Work order :: Keep only the lines that hold the string "MainWin", filtering out the rest of the entries below.

- - -

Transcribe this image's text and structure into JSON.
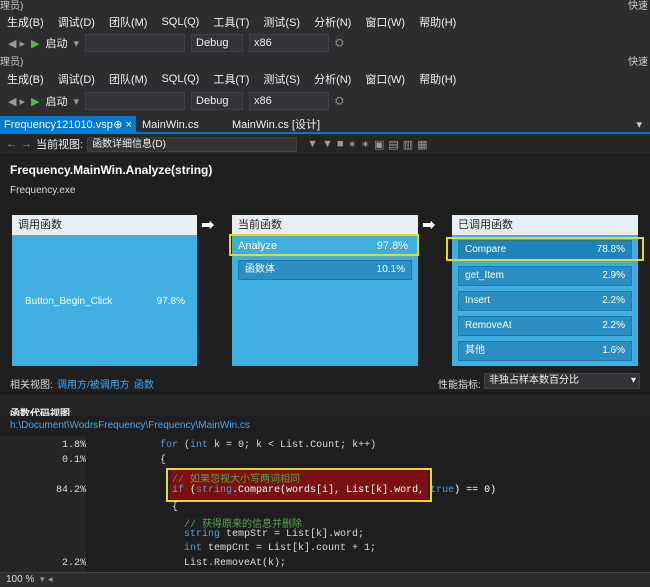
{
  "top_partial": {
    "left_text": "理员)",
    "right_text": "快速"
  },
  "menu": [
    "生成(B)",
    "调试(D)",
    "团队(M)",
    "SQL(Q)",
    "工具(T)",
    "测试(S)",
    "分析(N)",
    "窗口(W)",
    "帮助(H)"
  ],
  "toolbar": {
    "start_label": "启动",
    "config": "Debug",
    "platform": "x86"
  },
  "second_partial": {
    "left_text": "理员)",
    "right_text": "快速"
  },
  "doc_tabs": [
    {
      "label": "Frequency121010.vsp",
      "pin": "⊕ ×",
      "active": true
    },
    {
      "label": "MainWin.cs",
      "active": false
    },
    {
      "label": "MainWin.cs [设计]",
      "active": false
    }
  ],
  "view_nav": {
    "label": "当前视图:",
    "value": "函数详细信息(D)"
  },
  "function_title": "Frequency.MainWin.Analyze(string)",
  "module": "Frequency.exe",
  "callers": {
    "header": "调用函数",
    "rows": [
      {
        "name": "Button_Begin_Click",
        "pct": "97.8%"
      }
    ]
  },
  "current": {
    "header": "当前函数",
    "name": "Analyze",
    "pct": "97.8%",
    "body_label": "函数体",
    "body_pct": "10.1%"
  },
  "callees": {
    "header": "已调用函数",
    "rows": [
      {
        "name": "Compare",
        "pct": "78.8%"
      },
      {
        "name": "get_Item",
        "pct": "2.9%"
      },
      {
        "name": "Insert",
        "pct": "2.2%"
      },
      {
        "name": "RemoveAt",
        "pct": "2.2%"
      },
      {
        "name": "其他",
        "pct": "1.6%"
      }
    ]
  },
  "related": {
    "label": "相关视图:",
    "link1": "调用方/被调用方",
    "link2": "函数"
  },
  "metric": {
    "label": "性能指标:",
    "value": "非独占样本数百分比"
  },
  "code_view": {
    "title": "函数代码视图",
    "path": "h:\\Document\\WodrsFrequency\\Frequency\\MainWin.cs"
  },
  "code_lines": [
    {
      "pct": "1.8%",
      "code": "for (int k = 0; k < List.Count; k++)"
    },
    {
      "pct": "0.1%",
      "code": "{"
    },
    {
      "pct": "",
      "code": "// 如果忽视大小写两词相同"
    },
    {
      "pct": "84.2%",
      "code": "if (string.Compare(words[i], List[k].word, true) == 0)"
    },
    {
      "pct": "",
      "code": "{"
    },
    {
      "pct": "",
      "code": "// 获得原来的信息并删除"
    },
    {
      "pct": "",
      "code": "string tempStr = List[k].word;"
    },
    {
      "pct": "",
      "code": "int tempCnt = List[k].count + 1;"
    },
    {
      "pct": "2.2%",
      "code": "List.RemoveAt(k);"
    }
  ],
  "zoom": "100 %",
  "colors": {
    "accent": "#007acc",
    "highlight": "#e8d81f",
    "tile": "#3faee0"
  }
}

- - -

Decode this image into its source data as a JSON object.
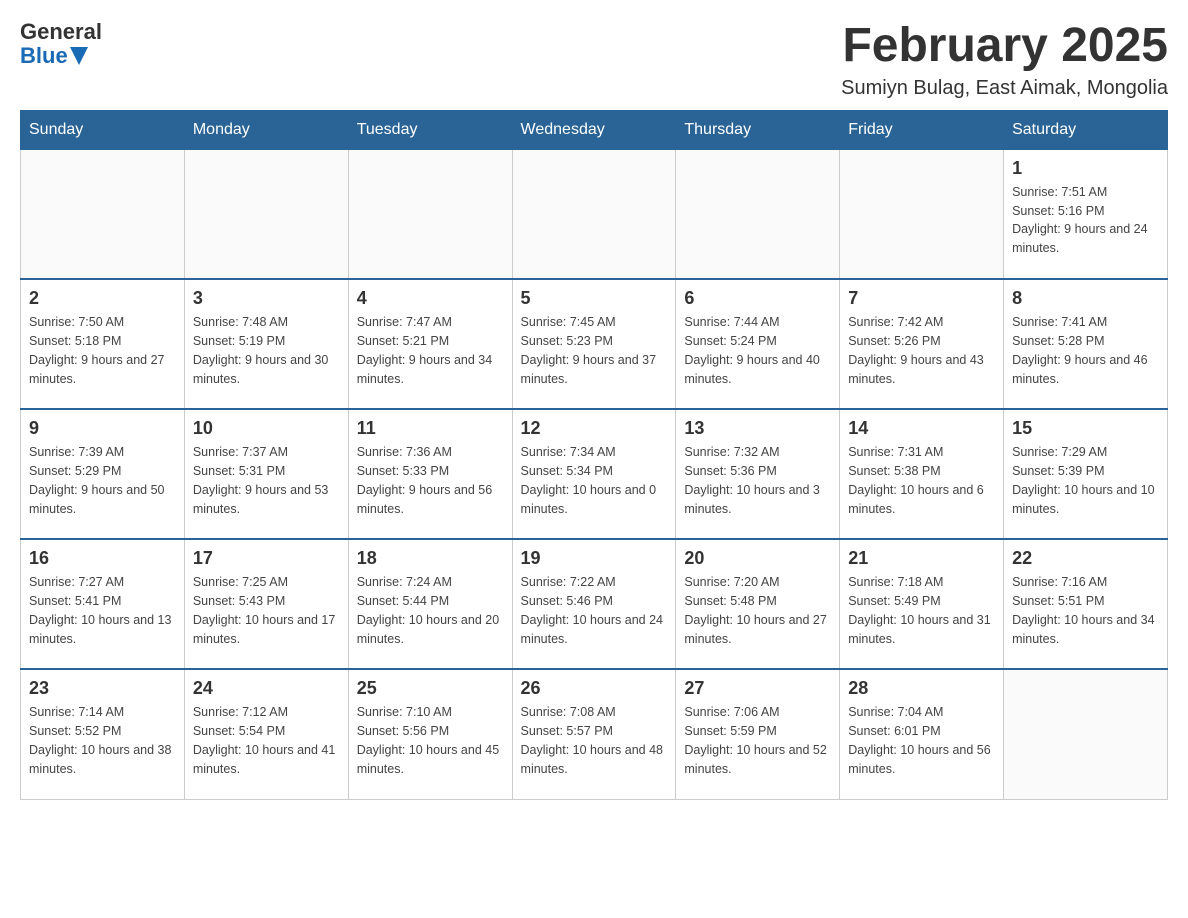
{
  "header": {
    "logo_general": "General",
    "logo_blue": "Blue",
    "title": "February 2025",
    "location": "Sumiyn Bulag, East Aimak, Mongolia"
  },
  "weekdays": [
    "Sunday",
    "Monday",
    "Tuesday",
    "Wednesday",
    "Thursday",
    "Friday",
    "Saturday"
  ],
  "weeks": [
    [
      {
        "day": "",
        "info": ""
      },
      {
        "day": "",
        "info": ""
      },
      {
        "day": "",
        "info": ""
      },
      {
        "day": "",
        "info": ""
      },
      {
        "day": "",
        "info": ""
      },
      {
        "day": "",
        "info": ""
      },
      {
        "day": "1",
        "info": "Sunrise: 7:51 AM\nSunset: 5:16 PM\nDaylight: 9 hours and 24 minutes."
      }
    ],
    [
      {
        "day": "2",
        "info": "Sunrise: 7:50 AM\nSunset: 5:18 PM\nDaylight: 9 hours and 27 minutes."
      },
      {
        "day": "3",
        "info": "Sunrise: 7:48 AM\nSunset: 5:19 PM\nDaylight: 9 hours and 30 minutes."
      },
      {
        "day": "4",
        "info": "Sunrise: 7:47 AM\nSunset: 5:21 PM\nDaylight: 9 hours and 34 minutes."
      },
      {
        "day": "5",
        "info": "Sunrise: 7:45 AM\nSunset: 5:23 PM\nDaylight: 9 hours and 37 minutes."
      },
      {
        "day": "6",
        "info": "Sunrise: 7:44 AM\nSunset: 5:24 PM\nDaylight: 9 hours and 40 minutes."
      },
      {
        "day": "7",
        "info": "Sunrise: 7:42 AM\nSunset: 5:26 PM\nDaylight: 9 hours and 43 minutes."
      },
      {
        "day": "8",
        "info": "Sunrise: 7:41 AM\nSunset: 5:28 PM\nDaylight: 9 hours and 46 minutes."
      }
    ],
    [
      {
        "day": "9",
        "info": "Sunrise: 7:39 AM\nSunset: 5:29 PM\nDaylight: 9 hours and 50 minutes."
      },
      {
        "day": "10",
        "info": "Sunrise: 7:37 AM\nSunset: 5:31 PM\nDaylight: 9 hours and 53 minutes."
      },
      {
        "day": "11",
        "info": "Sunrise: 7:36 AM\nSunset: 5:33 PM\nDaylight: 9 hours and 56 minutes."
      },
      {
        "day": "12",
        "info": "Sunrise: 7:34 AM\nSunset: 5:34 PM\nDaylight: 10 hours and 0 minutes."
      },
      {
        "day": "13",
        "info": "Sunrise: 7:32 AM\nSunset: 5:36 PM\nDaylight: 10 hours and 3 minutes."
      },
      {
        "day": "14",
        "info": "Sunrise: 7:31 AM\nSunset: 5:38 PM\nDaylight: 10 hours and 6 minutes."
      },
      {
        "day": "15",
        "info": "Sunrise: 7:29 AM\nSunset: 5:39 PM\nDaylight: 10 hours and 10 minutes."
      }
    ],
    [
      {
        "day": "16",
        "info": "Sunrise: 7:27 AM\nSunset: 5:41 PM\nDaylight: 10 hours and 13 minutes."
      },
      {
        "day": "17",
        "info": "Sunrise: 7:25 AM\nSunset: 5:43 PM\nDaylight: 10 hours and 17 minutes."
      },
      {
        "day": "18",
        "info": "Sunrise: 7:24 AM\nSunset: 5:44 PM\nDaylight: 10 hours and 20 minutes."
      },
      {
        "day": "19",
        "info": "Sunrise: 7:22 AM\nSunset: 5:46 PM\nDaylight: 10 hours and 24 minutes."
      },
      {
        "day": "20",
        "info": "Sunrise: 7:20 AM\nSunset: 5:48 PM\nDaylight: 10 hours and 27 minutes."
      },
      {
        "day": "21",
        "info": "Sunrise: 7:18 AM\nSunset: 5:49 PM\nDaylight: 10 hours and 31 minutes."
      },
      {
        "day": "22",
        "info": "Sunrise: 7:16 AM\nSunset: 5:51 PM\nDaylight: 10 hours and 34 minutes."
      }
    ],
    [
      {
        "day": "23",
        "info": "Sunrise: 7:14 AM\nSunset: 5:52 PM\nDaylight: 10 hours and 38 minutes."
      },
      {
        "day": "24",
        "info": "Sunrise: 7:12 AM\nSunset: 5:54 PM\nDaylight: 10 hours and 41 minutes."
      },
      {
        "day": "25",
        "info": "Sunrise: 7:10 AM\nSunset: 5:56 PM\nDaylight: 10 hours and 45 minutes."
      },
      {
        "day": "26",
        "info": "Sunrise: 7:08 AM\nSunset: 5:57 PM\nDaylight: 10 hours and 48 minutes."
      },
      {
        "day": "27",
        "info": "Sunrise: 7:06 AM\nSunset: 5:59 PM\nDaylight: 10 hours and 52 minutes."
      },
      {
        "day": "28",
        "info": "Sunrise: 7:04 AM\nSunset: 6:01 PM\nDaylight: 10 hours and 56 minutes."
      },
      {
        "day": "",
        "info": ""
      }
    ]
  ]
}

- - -

Answer to the problem ::
      "label": "MainWin.cs",
      "label": "MainWin.cs [设计]",
  "function_title": "Frequency.MainWin.Analyze(string)",
    "path": "h:\\Document\\WodrsFrequency\\Frequency\\MainWin.cs"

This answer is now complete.